Recently I was driving along the freeway, my mind a tangled knot of problems, anxieties and stresses of the day. Suddenly, with the distant mountain range for its stage, was an unutterably glorious sunset. Spontaneously I let out an “Ah!”, my mind’s petty preoccupations arrested and banished in a panoply of glory, beauty and serenity.

Let’s pause now for an experiment. You will need a piano and a trumpet.

A piano has many strings. Each note of the scale vibrates at its own particular frequency; the higher the frequency, the higher the note. Likewise, each string of the piano is tuned to its own frequency, corresponding to the various notes. The longer, thicker strings are tuned to lower notes, while the shorter, thinner, more tightly wound strings are higher notes. The “A” string above middle “C” on the piano, for example, vibrates at 440 times per second, so when it is struck, its vibration produces the sound of “A”, which then carries through the air and reaches our ear as the note “A”.

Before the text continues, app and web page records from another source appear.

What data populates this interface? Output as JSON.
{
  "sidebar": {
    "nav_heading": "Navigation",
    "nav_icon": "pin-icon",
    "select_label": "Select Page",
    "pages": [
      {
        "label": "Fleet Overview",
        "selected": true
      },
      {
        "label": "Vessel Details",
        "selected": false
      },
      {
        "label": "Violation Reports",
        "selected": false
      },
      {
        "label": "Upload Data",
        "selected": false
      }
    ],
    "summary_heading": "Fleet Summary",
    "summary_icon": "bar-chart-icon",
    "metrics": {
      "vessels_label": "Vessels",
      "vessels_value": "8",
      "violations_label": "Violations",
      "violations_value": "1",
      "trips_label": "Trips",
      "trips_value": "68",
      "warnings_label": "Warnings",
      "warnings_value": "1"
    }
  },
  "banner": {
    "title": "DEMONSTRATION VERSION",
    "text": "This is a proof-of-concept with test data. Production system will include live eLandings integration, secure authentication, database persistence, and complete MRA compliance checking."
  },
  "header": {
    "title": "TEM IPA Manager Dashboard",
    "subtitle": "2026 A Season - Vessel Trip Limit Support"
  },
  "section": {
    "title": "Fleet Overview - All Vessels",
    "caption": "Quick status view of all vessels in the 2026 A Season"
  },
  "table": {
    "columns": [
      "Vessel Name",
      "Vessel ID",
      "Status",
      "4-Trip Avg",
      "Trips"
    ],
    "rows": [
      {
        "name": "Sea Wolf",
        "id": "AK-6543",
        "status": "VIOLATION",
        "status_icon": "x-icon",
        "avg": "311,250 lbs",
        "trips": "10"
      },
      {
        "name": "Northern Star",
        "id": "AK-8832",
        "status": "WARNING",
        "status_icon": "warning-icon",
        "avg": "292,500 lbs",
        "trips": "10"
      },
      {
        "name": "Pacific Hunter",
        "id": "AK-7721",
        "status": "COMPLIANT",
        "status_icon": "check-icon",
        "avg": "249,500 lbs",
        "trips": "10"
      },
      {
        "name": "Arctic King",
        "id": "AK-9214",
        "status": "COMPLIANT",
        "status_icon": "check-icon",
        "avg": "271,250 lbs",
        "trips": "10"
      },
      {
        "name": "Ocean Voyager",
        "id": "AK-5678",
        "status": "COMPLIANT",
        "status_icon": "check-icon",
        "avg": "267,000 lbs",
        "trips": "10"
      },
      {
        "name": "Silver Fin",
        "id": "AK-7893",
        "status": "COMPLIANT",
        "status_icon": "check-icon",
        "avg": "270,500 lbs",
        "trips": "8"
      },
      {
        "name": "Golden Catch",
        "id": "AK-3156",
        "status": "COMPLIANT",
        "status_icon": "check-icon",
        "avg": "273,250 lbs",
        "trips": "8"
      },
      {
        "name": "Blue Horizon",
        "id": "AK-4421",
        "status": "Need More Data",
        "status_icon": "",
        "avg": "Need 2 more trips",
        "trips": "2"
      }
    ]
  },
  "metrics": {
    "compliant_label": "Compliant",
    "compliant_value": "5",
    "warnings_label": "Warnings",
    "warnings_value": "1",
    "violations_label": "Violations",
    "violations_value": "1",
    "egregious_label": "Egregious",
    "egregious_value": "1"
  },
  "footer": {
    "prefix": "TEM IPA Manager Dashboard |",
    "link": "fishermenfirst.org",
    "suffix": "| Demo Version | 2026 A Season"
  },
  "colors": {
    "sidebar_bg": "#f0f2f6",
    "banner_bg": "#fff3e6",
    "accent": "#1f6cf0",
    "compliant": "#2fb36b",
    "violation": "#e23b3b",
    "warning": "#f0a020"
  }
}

The piano’s strings are prevented from sounding by a series of felt “dampers” which press against the strings so they cannot vibrate. When the piano’s key is pressed, the damper of the corresponding note is released from its string, so it is now free to vibrate and produce sound. Then, almost simultaneously, a felt hammer strikes the string, setting it into vibration and releasing its note to the world. This note continues until the finger is taken off the key, returning the damper to once again mute the string.

The piano has three pedals. When the right hand pedal is depressed, all of the dampers are released, leaving all the strings free to vibrate until the dampers are returned.